Anyone who remembers their Sunday School classes (or Indiana Jones films) will recall the Ark Of The Covenant (AOTC).
Have them make a chest of acacia wood – two and a half cubits long, a cubit and a half wide, and a cubit and a half high. Overlay it with pure gold, both inside and out, and make a gold molding around it. Cast four gold rings for it and fasten them to its four feet, with two rings on one side and two rings on the other. Then make poles of acacia wood and overlay them with gold. Insert the poles into the rings on the sides of the chest to carry it. The poles are to remain in the rings of the ark; they are not to be removed.
Make an atonement cover of pure gold – two and a half cubits long and a cubit and a half wide. And make two cherubim out of hammered gold at the ends of the cover. Make one cherub on one and the second cherub on the other; make the cherubim of one piece with the cover, at the two ends. The cherubim are to have their wings spread upward, overshadowing the cover with them.
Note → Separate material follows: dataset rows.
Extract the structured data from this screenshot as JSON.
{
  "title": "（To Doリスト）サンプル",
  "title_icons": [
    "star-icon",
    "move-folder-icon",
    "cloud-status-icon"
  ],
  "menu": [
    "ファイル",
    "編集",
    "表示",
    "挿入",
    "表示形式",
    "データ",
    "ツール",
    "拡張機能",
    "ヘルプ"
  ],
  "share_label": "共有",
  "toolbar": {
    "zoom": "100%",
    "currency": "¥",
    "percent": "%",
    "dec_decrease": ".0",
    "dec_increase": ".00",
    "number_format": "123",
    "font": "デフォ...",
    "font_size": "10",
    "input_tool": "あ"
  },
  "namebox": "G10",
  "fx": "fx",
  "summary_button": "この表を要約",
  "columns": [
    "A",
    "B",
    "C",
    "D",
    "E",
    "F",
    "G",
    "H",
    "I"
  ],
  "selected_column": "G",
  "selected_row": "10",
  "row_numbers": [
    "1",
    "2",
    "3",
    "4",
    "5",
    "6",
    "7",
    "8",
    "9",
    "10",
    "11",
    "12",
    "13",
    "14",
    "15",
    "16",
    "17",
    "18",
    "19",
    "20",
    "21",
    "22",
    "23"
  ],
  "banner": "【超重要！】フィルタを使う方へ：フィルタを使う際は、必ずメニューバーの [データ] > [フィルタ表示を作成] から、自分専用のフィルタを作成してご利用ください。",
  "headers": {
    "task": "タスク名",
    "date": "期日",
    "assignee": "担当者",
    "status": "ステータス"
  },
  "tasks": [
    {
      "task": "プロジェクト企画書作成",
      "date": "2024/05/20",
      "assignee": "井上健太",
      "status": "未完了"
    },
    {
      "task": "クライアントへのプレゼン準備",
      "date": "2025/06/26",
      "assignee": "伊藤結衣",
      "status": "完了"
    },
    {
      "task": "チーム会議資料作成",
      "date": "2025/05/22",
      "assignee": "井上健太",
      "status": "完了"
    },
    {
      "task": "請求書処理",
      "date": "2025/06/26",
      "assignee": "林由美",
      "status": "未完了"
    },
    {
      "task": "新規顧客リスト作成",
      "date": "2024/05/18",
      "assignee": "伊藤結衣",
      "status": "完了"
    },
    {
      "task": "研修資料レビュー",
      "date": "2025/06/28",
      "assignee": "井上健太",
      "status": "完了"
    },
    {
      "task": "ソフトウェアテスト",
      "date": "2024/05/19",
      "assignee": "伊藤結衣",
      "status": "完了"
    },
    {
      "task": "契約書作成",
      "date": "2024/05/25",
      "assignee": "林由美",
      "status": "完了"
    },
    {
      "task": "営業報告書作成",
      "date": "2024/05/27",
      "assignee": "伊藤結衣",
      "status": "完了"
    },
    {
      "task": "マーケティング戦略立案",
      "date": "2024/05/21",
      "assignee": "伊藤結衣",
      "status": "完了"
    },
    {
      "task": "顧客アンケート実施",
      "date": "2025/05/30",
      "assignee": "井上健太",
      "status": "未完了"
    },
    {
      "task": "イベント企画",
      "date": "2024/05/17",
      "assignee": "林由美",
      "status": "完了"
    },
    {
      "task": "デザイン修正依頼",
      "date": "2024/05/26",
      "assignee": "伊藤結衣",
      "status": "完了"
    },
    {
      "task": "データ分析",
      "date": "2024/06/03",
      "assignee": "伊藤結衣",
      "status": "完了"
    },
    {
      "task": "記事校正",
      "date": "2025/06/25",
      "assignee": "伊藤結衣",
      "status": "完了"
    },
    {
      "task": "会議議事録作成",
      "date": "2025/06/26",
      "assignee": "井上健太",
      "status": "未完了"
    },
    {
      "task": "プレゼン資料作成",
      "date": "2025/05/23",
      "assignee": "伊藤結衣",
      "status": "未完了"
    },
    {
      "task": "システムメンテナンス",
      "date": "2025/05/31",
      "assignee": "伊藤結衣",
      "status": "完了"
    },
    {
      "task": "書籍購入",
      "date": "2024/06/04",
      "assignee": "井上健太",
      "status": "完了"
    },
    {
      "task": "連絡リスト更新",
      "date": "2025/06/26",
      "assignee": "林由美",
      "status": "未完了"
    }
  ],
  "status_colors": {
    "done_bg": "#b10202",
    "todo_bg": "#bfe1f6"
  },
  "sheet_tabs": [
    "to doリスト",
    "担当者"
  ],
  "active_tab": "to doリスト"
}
The cherubim are to face each other, looking toward the cover.
Several people have noticed that this could equally well describe the construction of an extremely
large direct current (DC) capacitor with a spark gap mounted above. Some have gone further, and some have even got as far as building a working replica.
The author of that article has done a very good job of explaining how it all works. Just a shame that after all the careful work he did building a DC AOTC he then blew it up by forcing AC electricity through it!
More recently (since 1745), smaller version were called Leyden jars.
A Leyden jar, or Leiden jar, is a device that "stores" static electricity between two electrodes on the inside and outside of a glass jar. A Leyden jar typically consists of a glass jar with metal foil cemented to the inside and the outside surfaces, and a metal terminal projecting vertically through the jar lid to make contact with the inner foil. It was the original form of a capacitor (originally known as a "condenser").
The Leyden jar was used to conduct many early experiments in electricity, and its discovery was of fundamental importance in the study of electrostatics. The Leyden jar was the first means of storing an electric charge which then could be discharged at the experimenter's will. Leyden jars are still used in education to demonstrate the principles of electrostatics.
It made me wonder though. Given all the expertise in metallurgy in Britain:
- Are there any British legends that have any similarities?
- Could something similar have ever been made in Britain?